U.S. Rep. Connie Mack this morning criticized what he categorized as the government’s recent assault on freedom, capitalism and American liberties.
He chose harsh words for the Obama administration, describing the recent economic stimulus package as ineffective. Mack said the federal government is increasingly taking control of the American economy, something of which he does not approve.
Mack spoke to more than 200 Southwest Florida business owners and leaders at a breakfast event in the Holiday Inn Fort Myers Town Center, sponsored by the Southwest Florida Chamber of Commerce.
“The Obama administration has picked up where the Bush administration left off,” he said.
The Obama administration believes spending taxpayer money will spur growth, Mack said. The congressman called that “a breathtakingly liberal power grab” reminiscent of President Franklin Delano Roosevelt’s New Deal, and said the better way to improving the economy is “through freedom, free markets and limited government.”
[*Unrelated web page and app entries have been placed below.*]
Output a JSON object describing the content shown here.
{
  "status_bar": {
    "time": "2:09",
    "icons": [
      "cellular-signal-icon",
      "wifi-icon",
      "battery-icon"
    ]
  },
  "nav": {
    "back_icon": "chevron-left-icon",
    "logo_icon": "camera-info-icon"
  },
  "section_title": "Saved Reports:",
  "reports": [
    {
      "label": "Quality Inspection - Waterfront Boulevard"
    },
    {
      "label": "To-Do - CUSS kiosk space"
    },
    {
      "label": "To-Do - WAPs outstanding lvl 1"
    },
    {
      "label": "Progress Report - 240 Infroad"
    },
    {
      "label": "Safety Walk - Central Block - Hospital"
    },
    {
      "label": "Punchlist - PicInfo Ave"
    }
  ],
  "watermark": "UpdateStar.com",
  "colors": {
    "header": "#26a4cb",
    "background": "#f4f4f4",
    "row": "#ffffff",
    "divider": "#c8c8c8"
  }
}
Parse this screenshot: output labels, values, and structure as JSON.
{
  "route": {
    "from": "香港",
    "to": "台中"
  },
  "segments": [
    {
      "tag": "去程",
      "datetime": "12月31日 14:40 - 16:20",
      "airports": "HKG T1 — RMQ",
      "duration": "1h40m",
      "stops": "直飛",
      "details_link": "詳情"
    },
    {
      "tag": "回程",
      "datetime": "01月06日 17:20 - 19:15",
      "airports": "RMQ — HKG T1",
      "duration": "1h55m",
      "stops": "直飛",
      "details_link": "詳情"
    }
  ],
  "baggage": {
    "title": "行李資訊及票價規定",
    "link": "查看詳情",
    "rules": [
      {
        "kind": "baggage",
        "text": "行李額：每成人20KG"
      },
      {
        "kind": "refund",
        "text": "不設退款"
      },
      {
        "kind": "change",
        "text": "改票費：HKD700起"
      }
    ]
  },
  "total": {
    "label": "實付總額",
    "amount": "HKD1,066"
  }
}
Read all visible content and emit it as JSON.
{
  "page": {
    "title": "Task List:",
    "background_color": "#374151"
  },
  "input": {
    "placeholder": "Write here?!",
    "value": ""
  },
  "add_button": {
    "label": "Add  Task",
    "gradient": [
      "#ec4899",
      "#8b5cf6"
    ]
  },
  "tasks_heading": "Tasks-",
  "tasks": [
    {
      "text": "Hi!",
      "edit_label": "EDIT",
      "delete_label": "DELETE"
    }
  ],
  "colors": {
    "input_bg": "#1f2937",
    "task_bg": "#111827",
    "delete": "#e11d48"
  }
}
Mack also panned the administration’s recent attempts at overhauling health care.
“The plans that are currently circulating in Congress will bankrupt our country,” Mack said.
Mack found most of his audience receptive to his comments. His suggestion to make recent tax cuts permanent drew applause, as did his stern remarks about ACORN, the Association of Community Organizations for Reform Now.
Mack is one of 144 House Republicans who co-sponsored a bill to strip the troubled advocacy group of its funding.
“This group has a long history of fraud, tax evasion,” he said.
One audience member who was cooler to Mack was Sandra Taylor. She previously asked Mack to support H.R. 2743, the Automobile Dealer Economic Rights Restoration Act, and again requested his support today.
Mack didn’t give it.
The House bill aims to afford protection for new car and truck dealers facing termination from Chrysler and General Motors.
“I don’t believe the federal government should be making these decisions,” he said, echoing his earlier statements.
After being asked about incentives for first-time home buyers, Mack said he believes that such enticements should be extended to others.
“We should do more to encourage people to buy homes,” he said. “I don’t think we should limit it to first time home buyers.”
Although Mack was ready to criticize his opponents, he was quickly put on guard when it sounded as though the scrutiny was directed at his personal life. One attendee asked about the passage of the Cap-and-Trade Bill and also brought up how Mack and his wife, U.S. Rep. Mary Bono Mack, R-Calif., voted differently on the bill.
If there was some insinuation that the congressman should “control my wife,” Mack said, “it’s just not right.”
E-mail Elizabeth Kellar at email@example.com.